The input START

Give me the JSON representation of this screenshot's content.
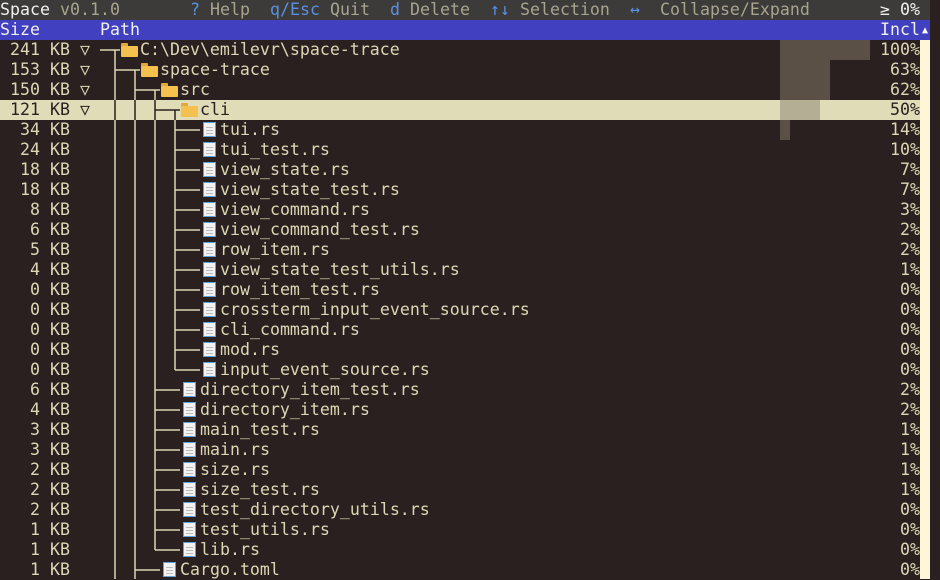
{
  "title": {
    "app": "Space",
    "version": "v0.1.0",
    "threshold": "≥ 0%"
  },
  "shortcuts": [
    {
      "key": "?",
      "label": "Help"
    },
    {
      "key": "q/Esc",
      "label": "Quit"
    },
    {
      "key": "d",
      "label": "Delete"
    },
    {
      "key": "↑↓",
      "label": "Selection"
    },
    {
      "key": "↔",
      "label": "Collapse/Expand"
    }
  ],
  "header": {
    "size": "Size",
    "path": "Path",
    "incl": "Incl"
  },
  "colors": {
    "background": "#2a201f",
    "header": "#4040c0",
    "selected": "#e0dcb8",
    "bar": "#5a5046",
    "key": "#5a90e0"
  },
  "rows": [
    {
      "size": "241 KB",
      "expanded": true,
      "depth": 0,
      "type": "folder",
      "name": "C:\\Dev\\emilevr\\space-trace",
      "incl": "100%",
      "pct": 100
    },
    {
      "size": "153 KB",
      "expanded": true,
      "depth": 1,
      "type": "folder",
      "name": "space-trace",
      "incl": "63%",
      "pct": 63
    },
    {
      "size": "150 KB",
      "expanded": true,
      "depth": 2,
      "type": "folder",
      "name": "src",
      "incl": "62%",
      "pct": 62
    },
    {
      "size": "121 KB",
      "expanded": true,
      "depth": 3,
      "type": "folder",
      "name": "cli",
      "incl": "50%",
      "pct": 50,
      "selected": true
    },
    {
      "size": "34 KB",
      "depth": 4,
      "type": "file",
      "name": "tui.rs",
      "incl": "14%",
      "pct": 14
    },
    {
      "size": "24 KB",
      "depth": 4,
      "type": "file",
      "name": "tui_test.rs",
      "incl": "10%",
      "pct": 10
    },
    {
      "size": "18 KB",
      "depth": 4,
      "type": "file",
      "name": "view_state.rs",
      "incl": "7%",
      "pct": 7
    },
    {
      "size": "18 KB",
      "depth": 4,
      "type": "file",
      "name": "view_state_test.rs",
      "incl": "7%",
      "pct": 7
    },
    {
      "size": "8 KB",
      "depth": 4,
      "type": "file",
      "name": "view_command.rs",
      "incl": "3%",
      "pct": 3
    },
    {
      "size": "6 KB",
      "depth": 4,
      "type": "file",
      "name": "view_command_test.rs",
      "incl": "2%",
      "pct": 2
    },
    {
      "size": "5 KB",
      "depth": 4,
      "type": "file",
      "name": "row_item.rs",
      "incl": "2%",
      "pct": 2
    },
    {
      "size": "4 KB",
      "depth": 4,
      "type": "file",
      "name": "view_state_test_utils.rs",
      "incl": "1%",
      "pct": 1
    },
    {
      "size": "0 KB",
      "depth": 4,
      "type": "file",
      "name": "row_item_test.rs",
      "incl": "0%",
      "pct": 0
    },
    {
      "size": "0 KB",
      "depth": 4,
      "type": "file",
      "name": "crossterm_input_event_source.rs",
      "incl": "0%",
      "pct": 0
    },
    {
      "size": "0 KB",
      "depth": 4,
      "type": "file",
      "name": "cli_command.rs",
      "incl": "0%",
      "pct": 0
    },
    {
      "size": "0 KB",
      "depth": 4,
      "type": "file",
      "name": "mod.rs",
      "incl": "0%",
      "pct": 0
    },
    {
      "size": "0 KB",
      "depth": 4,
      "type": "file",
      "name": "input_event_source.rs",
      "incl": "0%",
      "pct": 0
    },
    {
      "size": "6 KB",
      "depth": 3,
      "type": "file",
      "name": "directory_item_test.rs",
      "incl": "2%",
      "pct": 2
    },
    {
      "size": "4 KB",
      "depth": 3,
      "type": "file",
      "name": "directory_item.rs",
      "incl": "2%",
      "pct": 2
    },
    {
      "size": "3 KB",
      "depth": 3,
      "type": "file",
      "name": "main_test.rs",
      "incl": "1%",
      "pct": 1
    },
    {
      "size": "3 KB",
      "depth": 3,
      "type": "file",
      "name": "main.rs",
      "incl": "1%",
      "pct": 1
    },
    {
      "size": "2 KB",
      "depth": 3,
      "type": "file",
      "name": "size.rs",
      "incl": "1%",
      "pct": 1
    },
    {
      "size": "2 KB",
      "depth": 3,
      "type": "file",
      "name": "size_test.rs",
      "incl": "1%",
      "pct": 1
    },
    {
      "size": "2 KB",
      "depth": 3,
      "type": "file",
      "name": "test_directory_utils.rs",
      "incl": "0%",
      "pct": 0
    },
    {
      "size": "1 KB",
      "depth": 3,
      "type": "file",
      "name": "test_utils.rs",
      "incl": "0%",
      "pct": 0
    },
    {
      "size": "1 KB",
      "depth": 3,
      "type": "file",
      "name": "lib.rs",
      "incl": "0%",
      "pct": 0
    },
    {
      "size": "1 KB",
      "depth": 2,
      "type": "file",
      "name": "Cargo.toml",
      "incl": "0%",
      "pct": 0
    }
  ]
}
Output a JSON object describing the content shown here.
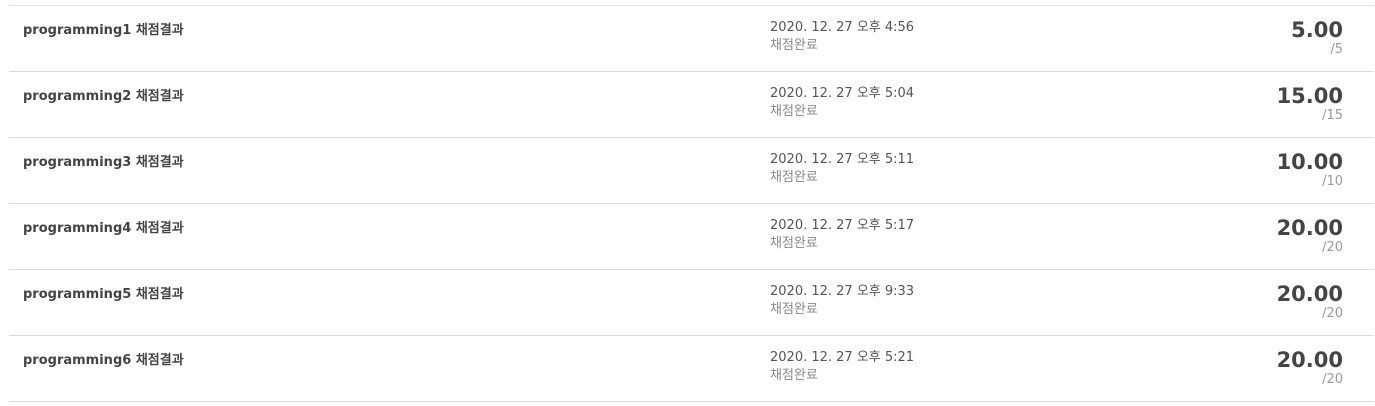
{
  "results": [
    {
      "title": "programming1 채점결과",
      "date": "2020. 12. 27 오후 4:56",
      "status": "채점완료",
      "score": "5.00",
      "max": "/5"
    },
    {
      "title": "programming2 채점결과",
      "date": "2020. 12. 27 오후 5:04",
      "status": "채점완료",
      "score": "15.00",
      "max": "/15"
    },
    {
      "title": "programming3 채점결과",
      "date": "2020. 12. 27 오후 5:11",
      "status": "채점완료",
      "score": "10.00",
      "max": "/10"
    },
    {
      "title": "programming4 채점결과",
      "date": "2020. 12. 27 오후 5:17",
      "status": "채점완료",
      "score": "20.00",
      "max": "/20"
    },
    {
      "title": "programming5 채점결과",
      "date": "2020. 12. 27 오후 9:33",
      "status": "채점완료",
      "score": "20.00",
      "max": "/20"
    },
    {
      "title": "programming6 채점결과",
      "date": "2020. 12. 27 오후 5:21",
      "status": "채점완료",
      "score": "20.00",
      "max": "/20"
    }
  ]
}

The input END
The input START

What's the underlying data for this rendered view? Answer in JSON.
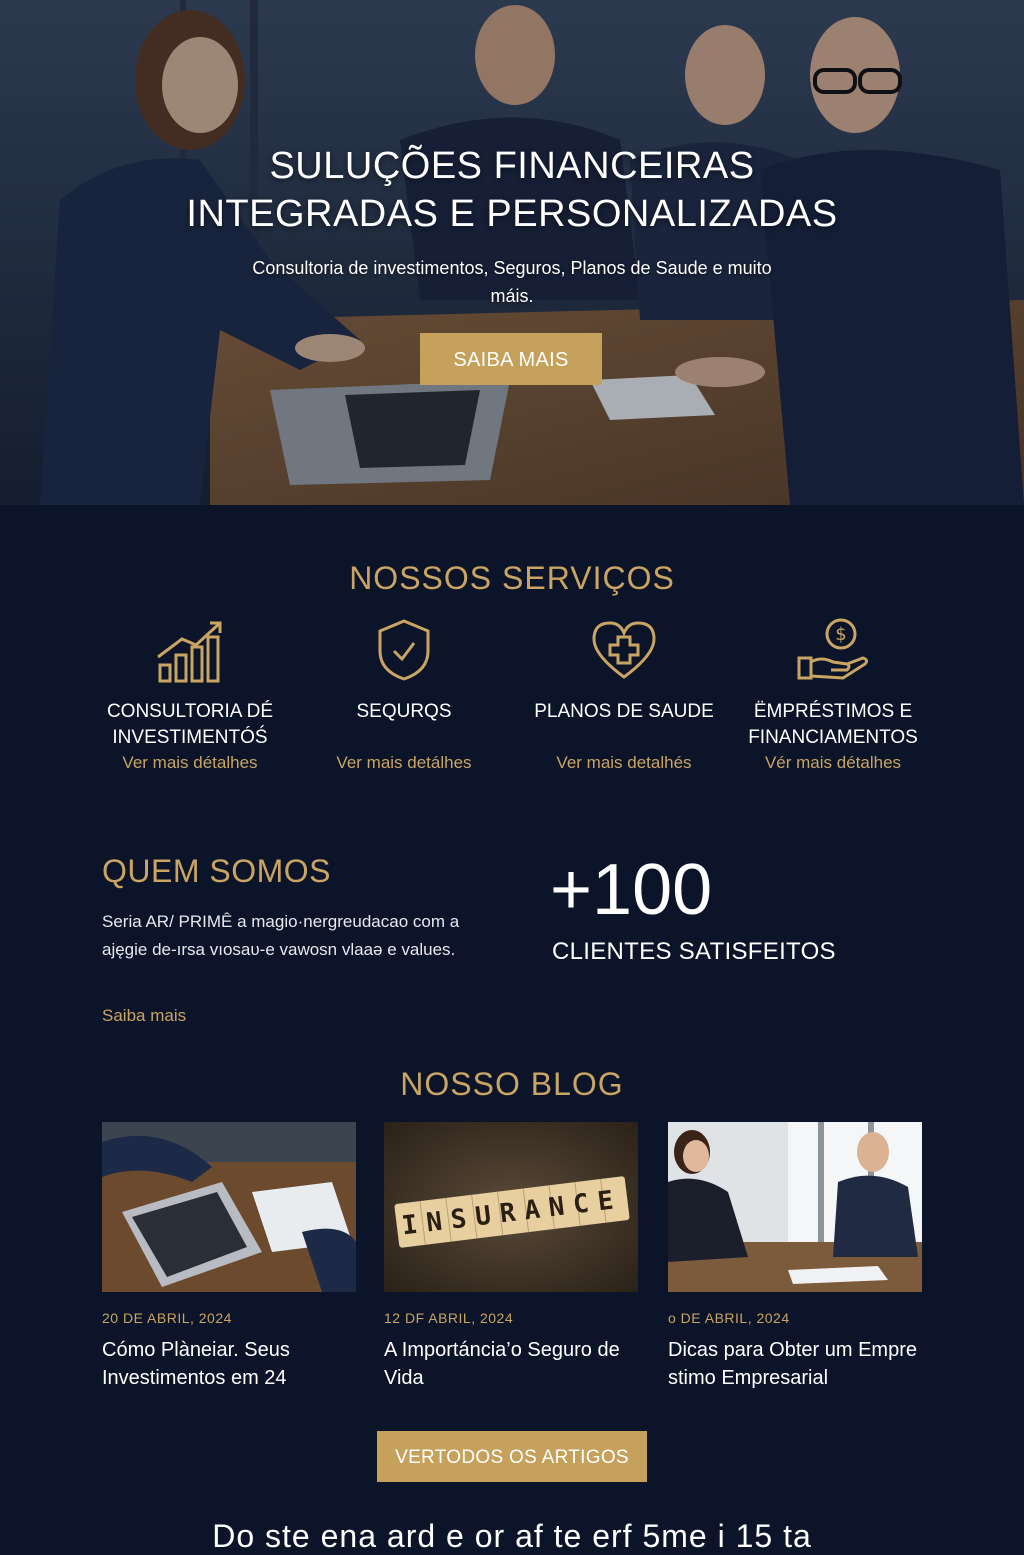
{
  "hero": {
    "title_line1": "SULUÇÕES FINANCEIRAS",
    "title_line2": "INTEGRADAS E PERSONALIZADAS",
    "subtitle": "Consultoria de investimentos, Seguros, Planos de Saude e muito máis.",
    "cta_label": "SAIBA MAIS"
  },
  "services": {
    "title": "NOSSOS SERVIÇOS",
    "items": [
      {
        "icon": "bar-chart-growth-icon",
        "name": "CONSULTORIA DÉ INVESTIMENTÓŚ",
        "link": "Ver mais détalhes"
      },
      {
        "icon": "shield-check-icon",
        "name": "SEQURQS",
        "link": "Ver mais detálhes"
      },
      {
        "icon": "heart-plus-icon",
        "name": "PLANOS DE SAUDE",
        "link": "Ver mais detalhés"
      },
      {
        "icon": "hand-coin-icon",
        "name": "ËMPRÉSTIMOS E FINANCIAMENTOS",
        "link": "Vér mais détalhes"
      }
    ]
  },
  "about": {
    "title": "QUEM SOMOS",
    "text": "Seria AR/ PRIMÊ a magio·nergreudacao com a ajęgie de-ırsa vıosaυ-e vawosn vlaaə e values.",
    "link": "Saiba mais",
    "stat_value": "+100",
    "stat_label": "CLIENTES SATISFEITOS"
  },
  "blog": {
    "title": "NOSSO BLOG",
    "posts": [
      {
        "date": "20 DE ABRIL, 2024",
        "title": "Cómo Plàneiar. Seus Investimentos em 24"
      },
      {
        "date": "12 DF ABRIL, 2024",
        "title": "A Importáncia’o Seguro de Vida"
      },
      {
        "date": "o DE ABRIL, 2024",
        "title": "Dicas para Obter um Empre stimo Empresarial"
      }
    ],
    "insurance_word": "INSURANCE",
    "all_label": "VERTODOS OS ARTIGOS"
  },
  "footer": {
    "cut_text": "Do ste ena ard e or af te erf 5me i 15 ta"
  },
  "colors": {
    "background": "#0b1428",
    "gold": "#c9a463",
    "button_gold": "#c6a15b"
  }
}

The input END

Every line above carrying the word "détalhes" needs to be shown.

        "link": "Ver mais détalhes"
        "link": "Vér mais détalhes"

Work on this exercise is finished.